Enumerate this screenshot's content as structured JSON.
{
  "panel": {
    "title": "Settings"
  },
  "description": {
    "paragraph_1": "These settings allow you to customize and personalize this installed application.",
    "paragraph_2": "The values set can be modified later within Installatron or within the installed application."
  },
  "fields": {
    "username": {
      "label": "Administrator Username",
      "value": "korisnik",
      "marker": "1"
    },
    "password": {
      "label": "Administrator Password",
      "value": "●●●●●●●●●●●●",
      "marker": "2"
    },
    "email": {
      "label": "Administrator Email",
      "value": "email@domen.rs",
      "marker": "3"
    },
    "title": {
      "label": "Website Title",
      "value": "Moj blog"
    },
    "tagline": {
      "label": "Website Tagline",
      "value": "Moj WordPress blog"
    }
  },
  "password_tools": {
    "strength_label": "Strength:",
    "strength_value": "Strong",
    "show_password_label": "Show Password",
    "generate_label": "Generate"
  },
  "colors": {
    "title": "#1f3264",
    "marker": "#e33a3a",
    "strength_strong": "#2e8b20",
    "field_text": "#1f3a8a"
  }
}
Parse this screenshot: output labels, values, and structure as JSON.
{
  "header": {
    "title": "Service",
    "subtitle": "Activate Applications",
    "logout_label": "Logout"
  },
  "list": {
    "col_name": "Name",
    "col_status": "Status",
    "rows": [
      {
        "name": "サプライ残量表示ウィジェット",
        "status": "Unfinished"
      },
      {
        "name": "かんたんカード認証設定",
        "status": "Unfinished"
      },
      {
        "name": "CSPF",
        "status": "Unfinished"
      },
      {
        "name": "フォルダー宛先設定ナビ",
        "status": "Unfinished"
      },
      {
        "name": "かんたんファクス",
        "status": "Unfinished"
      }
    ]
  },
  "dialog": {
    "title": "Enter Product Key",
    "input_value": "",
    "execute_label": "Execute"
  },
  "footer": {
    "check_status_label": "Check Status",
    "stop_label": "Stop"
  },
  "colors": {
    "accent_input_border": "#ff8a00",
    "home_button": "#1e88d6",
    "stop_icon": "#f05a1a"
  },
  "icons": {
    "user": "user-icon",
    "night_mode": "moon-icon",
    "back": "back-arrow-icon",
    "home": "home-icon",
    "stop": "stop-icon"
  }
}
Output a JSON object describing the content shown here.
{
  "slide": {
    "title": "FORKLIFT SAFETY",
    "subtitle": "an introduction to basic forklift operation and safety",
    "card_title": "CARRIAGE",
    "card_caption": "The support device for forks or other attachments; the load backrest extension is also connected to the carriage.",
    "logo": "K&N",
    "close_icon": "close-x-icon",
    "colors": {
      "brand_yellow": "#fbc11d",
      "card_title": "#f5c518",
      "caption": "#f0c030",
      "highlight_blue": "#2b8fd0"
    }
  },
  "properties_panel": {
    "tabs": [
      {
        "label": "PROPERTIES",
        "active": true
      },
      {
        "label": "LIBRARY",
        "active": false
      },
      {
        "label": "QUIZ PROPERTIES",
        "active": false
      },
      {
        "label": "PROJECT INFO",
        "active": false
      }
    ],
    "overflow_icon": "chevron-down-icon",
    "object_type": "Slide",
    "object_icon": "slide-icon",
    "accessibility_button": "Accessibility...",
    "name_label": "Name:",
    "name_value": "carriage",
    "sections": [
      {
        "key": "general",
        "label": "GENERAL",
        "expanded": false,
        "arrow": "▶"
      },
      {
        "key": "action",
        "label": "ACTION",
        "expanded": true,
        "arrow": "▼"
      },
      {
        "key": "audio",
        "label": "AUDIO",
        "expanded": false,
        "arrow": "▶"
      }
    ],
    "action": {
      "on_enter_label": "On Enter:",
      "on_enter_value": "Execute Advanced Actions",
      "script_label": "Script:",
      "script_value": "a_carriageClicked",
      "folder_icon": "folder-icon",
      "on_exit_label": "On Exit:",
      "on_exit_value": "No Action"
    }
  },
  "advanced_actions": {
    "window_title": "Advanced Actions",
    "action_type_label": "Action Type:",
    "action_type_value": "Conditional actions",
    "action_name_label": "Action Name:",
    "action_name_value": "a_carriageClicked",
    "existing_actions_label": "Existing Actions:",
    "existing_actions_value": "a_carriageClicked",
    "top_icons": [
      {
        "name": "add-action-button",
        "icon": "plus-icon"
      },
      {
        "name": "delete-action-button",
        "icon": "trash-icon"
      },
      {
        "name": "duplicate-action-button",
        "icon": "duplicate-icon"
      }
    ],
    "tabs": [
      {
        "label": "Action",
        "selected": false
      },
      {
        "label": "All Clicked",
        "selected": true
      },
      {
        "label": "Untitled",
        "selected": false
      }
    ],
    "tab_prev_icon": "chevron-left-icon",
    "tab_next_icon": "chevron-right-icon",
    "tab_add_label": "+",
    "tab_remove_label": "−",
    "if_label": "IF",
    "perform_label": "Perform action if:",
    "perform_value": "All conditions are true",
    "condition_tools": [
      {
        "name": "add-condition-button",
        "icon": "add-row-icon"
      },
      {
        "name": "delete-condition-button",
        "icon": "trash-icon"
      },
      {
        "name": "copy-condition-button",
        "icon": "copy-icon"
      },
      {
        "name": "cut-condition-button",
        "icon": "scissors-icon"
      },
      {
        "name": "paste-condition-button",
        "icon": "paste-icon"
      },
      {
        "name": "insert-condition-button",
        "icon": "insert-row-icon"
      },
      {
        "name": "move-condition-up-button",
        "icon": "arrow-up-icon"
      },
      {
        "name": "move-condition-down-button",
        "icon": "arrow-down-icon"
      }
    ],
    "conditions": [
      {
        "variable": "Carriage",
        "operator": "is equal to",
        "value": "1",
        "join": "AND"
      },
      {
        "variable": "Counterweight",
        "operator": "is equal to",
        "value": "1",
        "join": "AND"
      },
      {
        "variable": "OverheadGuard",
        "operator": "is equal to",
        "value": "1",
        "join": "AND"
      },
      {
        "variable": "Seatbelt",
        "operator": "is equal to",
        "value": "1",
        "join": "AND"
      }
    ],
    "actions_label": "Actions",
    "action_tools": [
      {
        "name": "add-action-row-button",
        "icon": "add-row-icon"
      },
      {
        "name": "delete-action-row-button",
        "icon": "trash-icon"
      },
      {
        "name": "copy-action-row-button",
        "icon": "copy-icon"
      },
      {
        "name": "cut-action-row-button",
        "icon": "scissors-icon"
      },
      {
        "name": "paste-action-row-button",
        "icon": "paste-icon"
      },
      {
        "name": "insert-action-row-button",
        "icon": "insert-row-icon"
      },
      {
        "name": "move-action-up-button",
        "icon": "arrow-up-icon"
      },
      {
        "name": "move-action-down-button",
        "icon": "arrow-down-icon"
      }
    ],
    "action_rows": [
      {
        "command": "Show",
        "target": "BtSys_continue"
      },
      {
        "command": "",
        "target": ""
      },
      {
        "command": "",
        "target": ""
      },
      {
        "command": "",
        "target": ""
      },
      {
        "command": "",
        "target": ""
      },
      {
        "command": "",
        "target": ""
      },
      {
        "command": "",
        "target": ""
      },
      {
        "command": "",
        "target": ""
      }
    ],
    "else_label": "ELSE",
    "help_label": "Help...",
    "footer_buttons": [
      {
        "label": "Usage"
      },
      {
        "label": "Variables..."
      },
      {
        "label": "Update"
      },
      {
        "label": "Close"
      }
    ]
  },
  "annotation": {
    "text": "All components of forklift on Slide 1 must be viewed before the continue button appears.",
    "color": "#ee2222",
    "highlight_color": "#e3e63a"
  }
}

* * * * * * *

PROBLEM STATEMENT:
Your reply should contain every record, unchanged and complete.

TASK ANSWER:
Enumerate this screenshot's content as structured JSON.
{
  "panel": {
    "title": "Settings"
  },
  "description": {
    "paragraph_1": "These settings allow you to customize and personalize this installed application.",
    "paragraph_2": "The values set can be modified later within Installatron or within the installed application."
  },
  "fields": {
    "username": {
      "label": "Administrator Username",
      "value": "korisnik",
      "marker": "1"
    },
    "password": {
      "label": "Administrator Password",
      "value": "●●●●●●●●●●●●",
      "marker": "2"
    },
    "email": {
      "label": "Administrator Email",
      "value": "email@domen.rs",
      "marker": "3"
    },
    "title": {
      "label": "Website Title",
      "value": "Moj blog"
    },
    "tagline": {
      "label": "Website Tagline",
      "value": "Moj WordPress blog"
    }
  },
  "password_tools": {
    "strength_label": "Strength:",
    "strength_value": "Strong",
    "show_password_label": "Show Password",
    "generate_label": "Generate"
  },
  "colors": {
    "title": "#1f3264",
    "marker": "#e33a3a",
    "strength_strong": "#2e8b20",
    "field_text": "#1f3a8a"
  }
}
Parse this screenshot: output labels, values, and structure as JSON.
{
  "header": {
    "title": "Service",
    "subtitle": "Activate Applications",
    "logout_label": "Logout"
  },
  "list": {
    "col_name": "Name",
    "col_status": "Status",
    "rows": [
      {
        "name": "サプライ残量表示ウィジェット",
        "status": "Unfinished"
      },
      {
        "name": "かんたんカード認証設定",
        "status": "Unfinished"
      },
      {
        "name": "CSPF",
        "status": "Unfinished"
      },
      {
        "name": "フォルダー宛先設定ナビ",
        "status": "Unfinished"
      },
      {
        "name": "かんたんファクス",
        "status": "Unfinished"
      }
    ]
  },
  "dialog": {
    "title": "Enter Product Key",
    "input_value": "",
    "execute_label": "Execute"
  },
  "footer": {
    "check_status_label": "Check Status",
    "stop_label": "Stop"
  },
  "colors": {
    "accent_input_border": "#ff8a00",
    "home_button": "#1e88d6",
    "stop_icon": "#f05a1a"
  },
  "icons": {
    "user": "user-icon",
    "night_mode": "moon-icon",
    "back": "back-arrow-icon",
    "home": "home-icon",
    "stop": "stop-icon"
  }
}
Output a JSON object describing the content shown here.
{
  "slide": {
    "title": "FORKLIFT SAFETY",
    "subtitle": "an introduction to basic forklift operation and safety",
    "card_title": "CARRIAGE",
    "card_caption": "The support device for forks or other attachments; the load backrest extension is also connected to the carriage.",
    "logo": "K&N",
    "close_icon": "close-x-icon",
    "colors": {
      "brand_yellow": "#fbc11d",
      "card_title": "#f5c518",
      "caption": "#f0c030",
      "highlight_blue": "#2b8fd0"
    }
  },
  "properties_panel": {
    "tabs": [
      {
        "label": "PROPERTIES",
        "active": true
      },
      {
        "label": "LIBRARY",
        "active": false
      },
      {
        "label": "QUIZ PROPERTIES",
        "active": false
      },
      {
        "label": "PROJECT INFO",
        "active": false
      }
    ],
    "overflow_icon": "chevron-down-icon",
    "object_type": "Slide",
    "object_icon": "slide-icon",
    "accessibility_button": "Accessibility...",
    "name_label": "Name:",
    "name_value": "carriage",
    "sections": [
      {
        "key": "general",
        "label": "GENERAL",
        "expanded": false,
        "arrow": "▶"
      },
      {
        "key": "action",
        "label": "ACTION",
        "expanded": true,
        "arrow": "▼"
      },
      {
        "key": "audio",
        "label": "AUDIO",
        "expanded": false,
        "arrow": "▶"
      }
    ],
    "action": {
      "on_enter_label": "On Enter:",
      "on_enter_value": "Execute Advanced Actions",
      "script_label": "Script:",
      "script_value": "a_carriageClicked",
      "folder_icon": "folder-icon",
      "on_exit_label": "On Exit:",
      "on_exit_value": "No Action"
    }
  },
  "advanced_actions": {
    "window_title": "Advanced Actions",
    "action_type_label": "Action Type:",
    "action_type_value": "Conditional actions",
    "action_name_label": "Action Name:",
    "action_name_value": "a_carriageClicked",
    "existing_actions_label": "Existing Actions:",
    "existing_actions_value": "a_carriageClicked",
    "top_icons": [
      {
        "name": "add-action-button",
        "icon": "plus-icon"
      },
      {
        "name": "delete-action-button",
        "icon": "trash-icon"
      },
      {
        "name": "duplicate-action-button",
        "icon": "duplicate-icon"
      }
    ],
    "tabs": [
      {
        "label": "Action",
        "selected": false
      },
      {
        "label": "All Clicked",
        "selected": true
      },
      {
        "label": "Untitled",
        "selected": false
      }
    ],
    "tab_prev_icon": "chevron-left-icon",
    "tab_next_icon": "chevron-right-icon",
    "tab_add_label": "+",
    "tab_remove_label": "−",
    "if_label": "IF",
    "perform_label": "Perform action if:",
    "perform_value": "All conditions are true",
    "condition_tools": [
      {
        "name": "add-condition-button",
        "icon": "add-row-icon"
      },
      {
        "name": "delete-condition-button",
        "icon": "trash-icon"
      },
      {
        "name": "copy-condition-button",
        "icon": "copy-icon"
      },
      {
        "name": "cut-condition-button",
        "icon": "scissors-icon"
      },
      {
        "name": "paste-condition-button",
        "icon": "paste-icon"
      },
      {
        "name": "insert-condition-button",
        "icon": "insert-row-icon"
      },
      {
        "name": "move-condition-up-button",
        "icon": "arrow-up-icon"
      },
      {
        "name": "move-condition-down-button",
        "icon": "arrow-down-icon"
      }
    ],
    "conditions": [
      {
        "variable": "Carriage",
        "operator": "is equal to",
        "value": "1",
        "join": "AND"
      },
      {
        "variable": "Counterweight",
        "operator": "is equal to",
        "value": "1",
        "join": "AND"
      },
      {
        "variable": "OverheadGuard",
        "operator": "is equal to",
        "value": "1",
        "join": "AND"
      },
      {
        "variable": "Seatbelt",
        "operator": "is equal to",
        "value": "1",
        "join": "AND"
      }
    ],
    "actions_label": "Actions",
    "action_tools": [
      {
        "name": "add-action-row-button",
        "icon": "add-row-icon"
      },
      {
        "name": "delete-action-row-button",
        "icon": "trash-icon"
      },
      {
        "name": "copy-action-row-button",
        "icon": "copy-icon"
      },
      {
        "name": "cut-action-row-button",
        "icon": "scissors-icon"
      },
      {
        "name": "paste-action-row-button",
        "icon": "paste-icon"
      },
      {
        "name": "insert-action-row-button",
        "icon": "insert-row-icon"
      },
      {
        "name": "move-action-up-button",
        "icon": "arrow-up-icon"
      },
      {
        "name": "move-action-down-button",
        "icon": "arrow-down-icon"
      }
    ],
    "action_rows": [
      {
        "command": "Show",
        "target": "BtSys_continue"
      },
      {
        "command": "",
        "target": ""
      },
      {
        "command": "",
        "target": ""
      },
      {
        "command": "",
        "target": ""
      },
      {
        "command": "",
        "target": ""
      },
      {
        "command": "",
        "target": ""
      },
      {
        "command": "",
        "target": ""
      },
      {
        "command": "",
        "target": ""
      }
    ],
    "else_label": "ELSE",
    "help_label": "Help...",
    "footer_buttons": [
      {
        "label": "Usage"
      },
      {
        "label": "Variables..."
      },
      {
        "label": "Update"
      },
      {
        "label": "Close"
      }
    ]
  },
  "annotation": {
    "text": "All components of forklift on Slide 1 must be viewed before the continue button appears.",
    "color": "#ee2222",
    "highlight_color": "#e3e63a"
  }
}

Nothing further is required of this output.